I bring this topic here up because there are many U.S. men claiming that the only solution for the #metoo ‘problem’ is a total separation of the gender spheres, not at all what is needed. This sounds, rather, like a poor excuse to retrench into ultra-patriarchal circles and end up creating new mutually exclusive cultures. They already exist, of course. As I have already written here, you don’t see middle-aged women queuing to see the latest Hollywood blockbuster or yelling with excitement at gamers’ conventions. But we all know this is not a problem because we are not wanted there anyway. The problem is the opposite: the increasing absence of (young) men in the kind of culture appealing to values which are not male-centred and patriarchal.

The article about the empty Spanish museums mentions a programme by the Museo Nacional de Escultura in Valladolid to attract male visitors: children visiting with their schools are given free tickets to visit the museum again with their father (not their mother!). I know what you are all thinking: most little girls will propose the plan to their fathers and charm them into accepting it; fewer little boys will try and even fewer will succeed. You can imagine their fathers. The day this Valladolid museum is crowded with father-son pairs will bring a victory for culture and a loss for patriarchy. This may sound odd, but, then, these are odd days in the anti-patriarchal frontline.

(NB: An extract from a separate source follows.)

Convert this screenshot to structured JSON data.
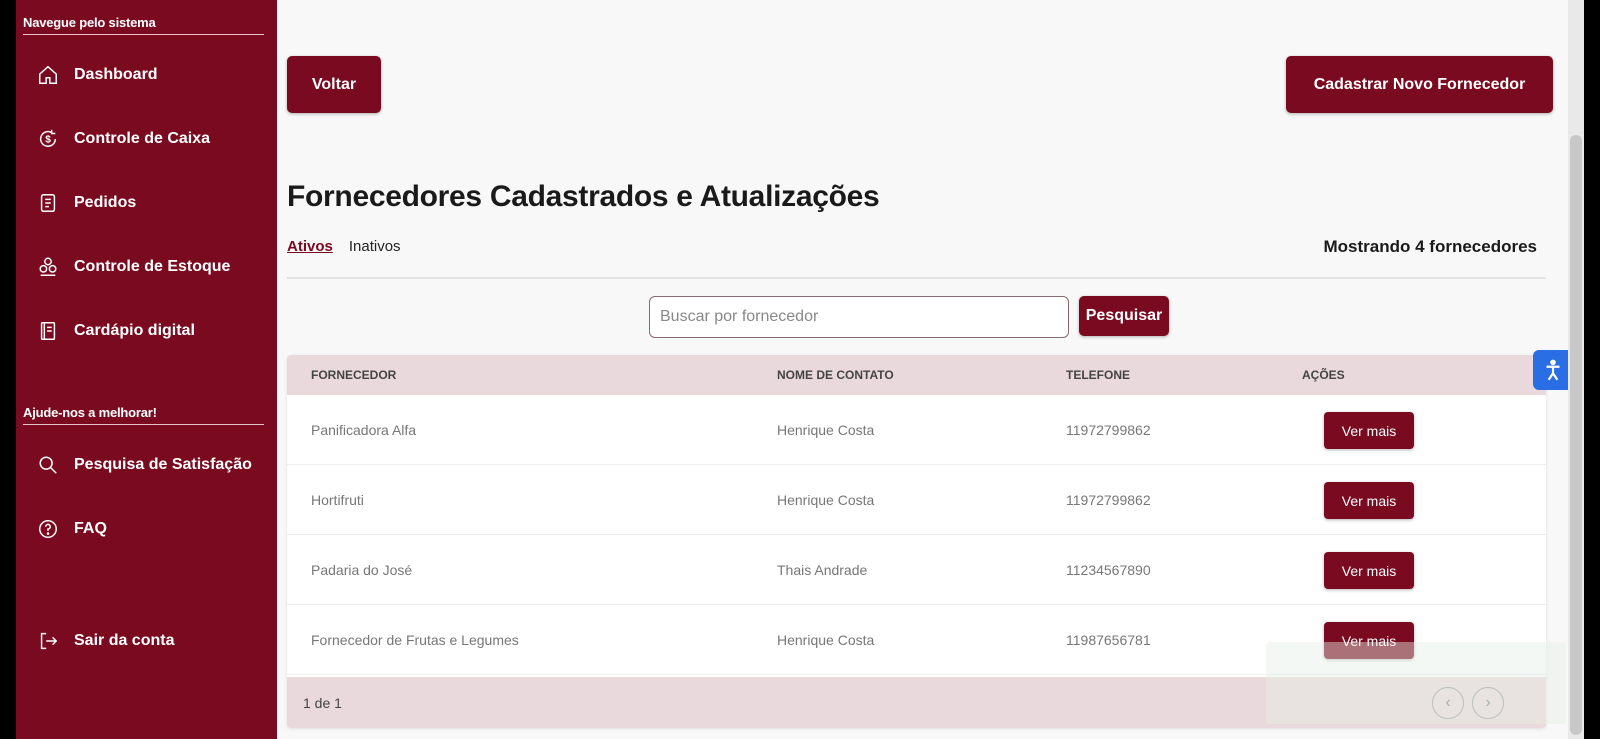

I publish a new post every Tuesday (for updates follow @SaraMartinUAB). Comments are very welcome! Download the yearly volumes from: https://ddd.uab.cat/record/116328. My web: https://gent.uab.cat/saramartinalegre/